The petition’s organiser is Sara (Sar’z) Myers, and full details about why she and hundreds of supporters consider Bailey’s project to be a racist exhibition can be viewed online at https://www.change.org/p/sir-nicholas-kenyon-withdraw-the-racist-exhibition-exhibit-b-the-human-zoo-from-showing-at-the-barbican-from-23rd-27th-september
The triptych, Quel Avenir Pour Notre Art? [What Future for Our Art?] (1997) by Congolese pop artist Chéri Samba (b. 1956) presents visual and textual representations of three significant stages in the artist’s life and career. Painted in acrylics in Samba’s characteristic comic strip style he combines self-portraiture, symbolic imagery and textual narratives to pose questions and offer personal perspectives about the history and politics of African art. This work is highly significant in terms of its content and its provenance because the scenes serve as a visual metaphor for the themes that lie at the heart of my doctoral research relating to the ‘othering’ of Africa within Western museums and galleries.
In the first painting Samba depicts himself and Pablo Picasso seated at separate tables, with the latter positioned in the foreground holding a pencil in his right hand next to an empty table covered with a geometrically patterned blue cloth, and the artist seated at the rear table which has four objects assembled on its florally decorated yellow cloth: two masks, a log of wood and a terracotta pot.
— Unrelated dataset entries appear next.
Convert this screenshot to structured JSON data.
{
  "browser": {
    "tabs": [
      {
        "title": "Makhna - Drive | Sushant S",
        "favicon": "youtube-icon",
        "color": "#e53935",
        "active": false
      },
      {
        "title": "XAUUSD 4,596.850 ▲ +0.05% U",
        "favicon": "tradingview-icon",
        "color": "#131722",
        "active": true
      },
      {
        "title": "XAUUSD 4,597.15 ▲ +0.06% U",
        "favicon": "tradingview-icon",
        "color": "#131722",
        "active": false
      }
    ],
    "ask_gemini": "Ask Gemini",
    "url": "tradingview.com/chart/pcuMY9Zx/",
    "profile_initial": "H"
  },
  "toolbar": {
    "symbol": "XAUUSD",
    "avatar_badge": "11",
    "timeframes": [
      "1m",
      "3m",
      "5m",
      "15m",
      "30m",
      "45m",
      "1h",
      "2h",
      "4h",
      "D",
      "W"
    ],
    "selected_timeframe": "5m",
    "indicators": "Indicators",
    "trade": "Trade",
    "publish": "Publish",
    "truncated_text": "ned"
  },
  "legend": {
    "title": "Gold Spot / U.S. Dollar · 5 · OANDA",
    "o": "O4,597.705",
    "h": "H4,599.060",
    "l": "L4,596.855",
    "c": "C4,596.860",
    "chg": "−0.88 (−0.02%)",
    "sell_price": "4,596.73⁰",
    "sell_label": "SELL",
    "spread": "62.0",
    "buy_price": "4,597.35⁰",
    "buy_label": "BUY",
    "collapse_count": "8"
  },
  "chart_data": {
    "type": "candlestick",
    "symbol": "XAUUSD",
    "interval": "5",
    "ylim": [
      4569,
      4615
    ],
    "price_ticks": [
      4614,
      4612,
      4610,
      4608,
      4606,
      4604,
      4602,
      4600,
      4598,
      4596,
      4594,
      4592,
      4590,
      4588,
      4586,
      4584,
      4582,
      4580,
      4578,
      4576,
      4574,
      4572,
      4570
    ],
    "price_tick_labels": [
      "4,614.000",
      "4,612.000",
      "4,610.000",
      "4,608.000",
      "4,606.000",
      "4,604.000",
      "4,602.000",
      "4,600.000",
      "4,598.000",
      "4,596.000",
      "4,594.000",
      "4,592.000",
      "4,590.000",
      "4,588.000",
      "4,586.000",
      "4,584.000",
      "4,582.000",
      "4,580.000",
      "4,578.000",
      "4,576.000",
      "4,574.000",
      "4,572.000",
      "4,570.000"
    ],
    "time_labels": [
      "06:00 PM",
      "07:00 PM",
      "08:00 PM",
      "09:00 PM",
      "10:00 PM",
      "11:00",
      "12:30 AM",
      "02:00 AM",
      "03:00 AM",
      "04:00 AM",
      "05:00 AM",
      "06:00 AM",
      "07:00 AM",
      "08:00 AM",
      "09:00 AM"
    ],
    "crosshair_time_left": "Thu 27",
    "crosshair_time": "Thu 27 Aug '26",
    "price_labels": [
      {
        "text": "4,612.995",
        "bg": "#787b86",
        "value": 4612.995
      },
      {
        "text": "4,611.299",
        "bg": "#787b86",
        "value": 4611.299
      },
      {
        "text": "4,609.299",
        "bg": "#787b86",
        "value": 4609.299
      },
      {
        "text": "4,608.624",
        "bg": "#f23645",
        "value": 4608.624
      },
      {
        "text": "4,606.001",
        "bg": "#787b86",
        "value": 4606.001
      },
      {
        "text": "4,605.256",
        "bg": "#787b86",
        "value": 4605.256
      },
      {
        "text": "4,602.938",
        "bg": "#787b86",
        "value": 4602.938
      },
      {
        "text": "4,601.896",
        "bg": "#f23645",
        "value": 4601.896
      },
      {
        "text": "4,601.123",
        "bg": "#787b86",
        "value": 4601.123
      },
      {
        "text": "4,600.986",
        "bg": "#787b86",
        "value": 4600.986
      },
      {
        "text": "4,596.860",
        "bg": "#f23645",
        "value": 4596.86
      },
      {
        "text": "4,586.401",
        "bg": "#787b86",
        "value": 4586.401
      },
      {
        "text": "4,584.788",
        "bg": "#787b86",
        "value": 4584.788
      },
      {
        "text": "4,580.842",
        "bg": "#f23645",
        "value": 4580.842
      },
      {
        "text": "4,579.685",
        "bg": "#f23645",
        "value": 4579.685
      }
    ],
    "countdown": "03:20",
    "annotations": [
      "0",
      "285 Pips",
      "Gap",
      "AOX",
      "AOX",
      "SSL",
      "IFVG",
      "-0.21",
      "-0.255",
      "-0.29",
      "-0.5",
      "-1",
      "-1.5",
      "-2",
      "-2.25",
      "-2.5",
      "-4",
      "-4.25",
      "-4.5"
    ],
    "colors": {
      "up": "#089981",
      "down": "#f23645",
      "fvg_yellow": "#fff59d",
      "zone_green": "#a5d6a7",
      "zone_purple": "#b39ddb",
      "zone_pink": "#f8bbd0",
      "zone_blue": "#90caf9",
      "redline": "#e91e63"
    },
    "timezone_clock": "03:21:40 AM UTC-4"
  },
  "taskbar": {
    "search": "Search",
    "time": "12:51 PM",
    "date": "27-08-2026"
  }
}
The white text written above the scene questions the future of ‘our art’ in a world where artists are oppressed and also where, in order to gain international recognition in the art world, they (presumably Samba’s fellow Congolese artists, if not all artists of African descent, or from other areas of the francophone Global South) first have to be accepted in France. The statement closes with the question, ‘Isn’t the museum of modern art racist???’
The establishment of Dakar as a global centre for modern and contemporary arts on the African continent can be traced back to Senegal’s independence in 1960 and the particular interventions of Senegal’s first president Léopold Sédar Senghor. By setting up a number of major national art institutions, and hosting large-scale international arts events in the capital city during the first decade of post-colonial independence, Senghor signalled that artistic modernism was to be one of the most prominent demonstrators of Senegal’s arrival as a ‘new’ nation-state on the world stage.
One of the most well written introductory texts exploring the significance of Senghor’s contributions to the development and consolidation of Senegal as an important geographical centre for contemporary (visual) arts in continental Africa is Elizabeth Harney’s work, ‘In Senghor’s Shadow: Art, Politics, and the Avant-Garde in Senegal, 1960-1995’ (Harney, 2004). This book features succinct summaries of the major changes that took place during the first four decades of the post-colonial era – including the establishment of Dakar’s École des Beaux-Arts (School of Fine Arts) in 1960 and the hosting of the World Festival of Negro Arts (1er Festival Mondial des Arts Nègres) in 1966, through to the founding of the Dak’Art Biennale in 1992. More recent developments up to the first decade of the 21st century are also skilfully documented in Joanna Grabski’s Urban Claims and Visual Sources in the Making of Dakar’s Art World City (Grabski, 2009).